» REQUIRED WORK
Apart from the images, the entire listing below must be restated word for word.
:::
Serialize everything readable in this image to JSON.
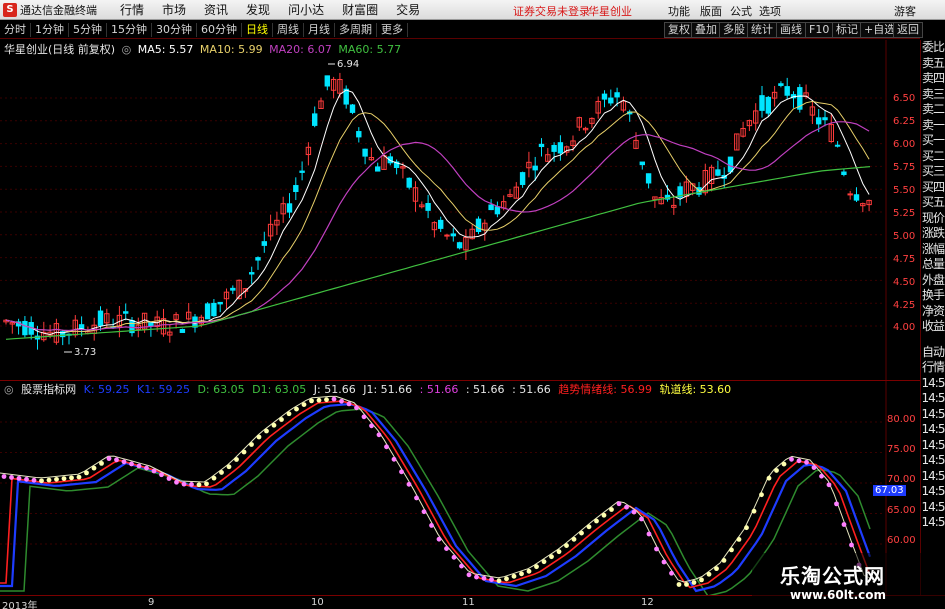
{
  "app": {
    "logo": "S",
    "title": "通达信金融终端",
    "notice": "证券交易未登录",
    "stock_top": "华星创业"
  },
  "menu": [
    "行情",
    "市场",
    "资讯",
    "发现",
    "问小达",
    "财富圈",
    "交易"
  ],
  "right_menu": [
    "功能",
    "版面",
    "公式",
    "选项"
  ],
  "guest": "游客",
  "periods": [
    "分时",
    "1分钟",
    "5分钟",
    "15分钟",
    "30分钟",
    "60分钟",
    "日线",
    "周线",
    "月线",
    "多周期",
    "更多"
  ],
  "active_period": "日线",
  "tools": [
    "复权",
    "叠加",
    "多股",
    "统计",
    "画线",
    "F10",
    "标记",
    "+自选",
    "返回"
  ],
  "legend": {
    "stock": "华星创业(日线 前复权)",
    "ma5": "MA5: 5.57",
    "ma10": "MA10: 5.99",
    "ma20": "MA20: 6.07",
    "ma60": "MA60: 5.77"
  },
  "sub_legend": {
    "name": "股票指标网",
    "k": "K: 59.25",
    "k1": "K1: 59.25",
    "d": "D: 63.05",
    "d1": "D1: 63.05",
    "j": "J: 51.66",
    "j1": "J1: 51.66",
    "v1": ": 51.66",
    "v2": ": 51.66",
    "v3": ": 51.66",
    "trend": "趋势情绪线: 56.99",
    "track": "轨道线: 53.60"
  },
  "price_axis": [
    "6.50",
    "6.25",
    "6.00",
    "5.75",
    "5.50",
    "5.25",
    "5.00",
    "4.75",
    "4.50",
    "4.25",
    "4.00"
  ],
  "sub_axis": [
    "80.00",
    "75.00",
    "70.00",
    "65.00",
    "60.00"
  ],
  "sub_current": "67.03",
  "annotations": {
    "high": "6.94",
    "low": "3.73"
  },
  "right_panel": [
    "委比",
    "卖五",
    "卖四",
    "卖三",
    "卖二",
    "卖一",
    "买一",
    "买二",
    "买三",
    "买四",
    "买五",
    "现价",
    "涨跌",
    "涨幅",
    "总量",
    "外盘",
    "换手",
    "净资",
    "收益",
    "",
    "自动",
    "行情",
    "14:5",
    "14:5",
    "14:5",
    "14:5",
    "14:5",
    "14:5",
    "14:5",
    "14:5",
    "14:5",
    "14:5"
  ],
  "dates": [
    "2013年",
    "9",
    "10",
    "11",
    "12"
  ],
  "watermark": {
    "title": "乐淘公式网",
    "url": "www.60lt.com"
  },
  "colors": {
    "up": "#ff3b3b",
    "down": "#00e5ff",
    "ma5": "#ffffff",
    "ma10": "#e8d06a",
    "ma20": "#c040c0",
    "ma60": "#40c040",
    "k": "#ff2020",
    "d": "#1e3cff",
    "j": "#ffffff"
  }
}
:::
» EXERCISE RESPONSE
Serialize everything readable in this image to JSON.
{
  "app": {
    "logo": "S",
    "title": "通达信金融终端",
    "notice": "证券交易未登录",
    "stock_top": "华星创业"
  },
  "menu": [
    "行情",
    "市场",
    "资讯",
    "发现",
    "问小达",
    "财富圈",
    "交易"
  ],
  "right_menu": [
    "功能",
    "版面",
    "公式",
    "选项"
  ],
  "guest": "游客",
  "periods": [
    "分时",
    "1分钟",
    "5分钟",
    "15分钟",
    "30分钟",
    "60分钟",
    "日线",
    "周线",
    "月线",
    "多周期",
    "更多"
  ],
  "active_period": "日线",
  "tools": [
    "复权",
    "叠加",
    "多股",
    "统计",
    "画线",
    "F10",
    "标记",
    "+自选",
    "返回"
  ],
  "legend": {
    "stock": "华星创业(日线 前复权)",
    "ma5": "MA5: 5.57",
    "ma10": "MA10: 5.99",
    "ma20": "MA20: 6.07",
    "ma60": "MA60: 5.77"
  },
  "sub_legend": {
    "name": "股票指标网",
    "k": "K: 59.25",
    "k1": "K1: 59.25",
    "d": "D: 63.05",
    "d1": "D1: 63.05",
    "j": "J: 51.66",
    "j1": "J1: 51.66",
    "v1": ": 51.66",
    "v2": ": 51.66",
    "v3": ": 51.66",
    "trend": "趋势情绪线: 56.99",
    "track": "轨道线: 53.60"
  },
  "price_axis": [
    "6.50",
    "6.25",
    "6.00",
    "5.75",
    "5.50",
    "5.25",
    "5.00",
    "4.75",
    "4.50",
    "4.25",
    "4.00"
  ],
  "sub_axis": [
    "80.00",
    "75.00",
    "70.00",
    "65.00",
    "60.00"
  ],
  "sub_current": "67.03",
  "annotations": {
    "high": "6.94",
    "low": "3.73"
  },
  "right_panel": [
    "委比",
    "卖五",
    "卖四",
    "卖三",
    "卖二",
    "卖一",
    "买一",
    "买二",
    "买三",
    "买四",
    "买五",
    "现价",
    "涨跌",
    "涨幅",
    "总量",
    "外盘",
    "换手",
    "净资",
    "收益",
    "",
    "自动",
    "行情",
    "14:5",
    "14:5",
    "14:5",
    "14:5",
    "14:5",
    "14:5",
    "14:5",
    "14:5",
    "14:5",
    "14:5"
  ],
  "dates": [
    "2013年",
    "9",
    "10",
    "11",
    "12"
  ],
  "watermark": {
    "title": "乐淘公式网",
    "url": "www.60lt.com"
  },
  "colors": {
    "up": "#ff3b3b",
    "down": "#00e5ff",
    "ma5": "#ffffff",
    "ma10": "#e8d06a",
    "ma20": "#c040c0",
    "ma60": "#40c040",
    "k": "#ff2020",
    "d": "#1e3cff",
    "j": "#ffffff"
  }
}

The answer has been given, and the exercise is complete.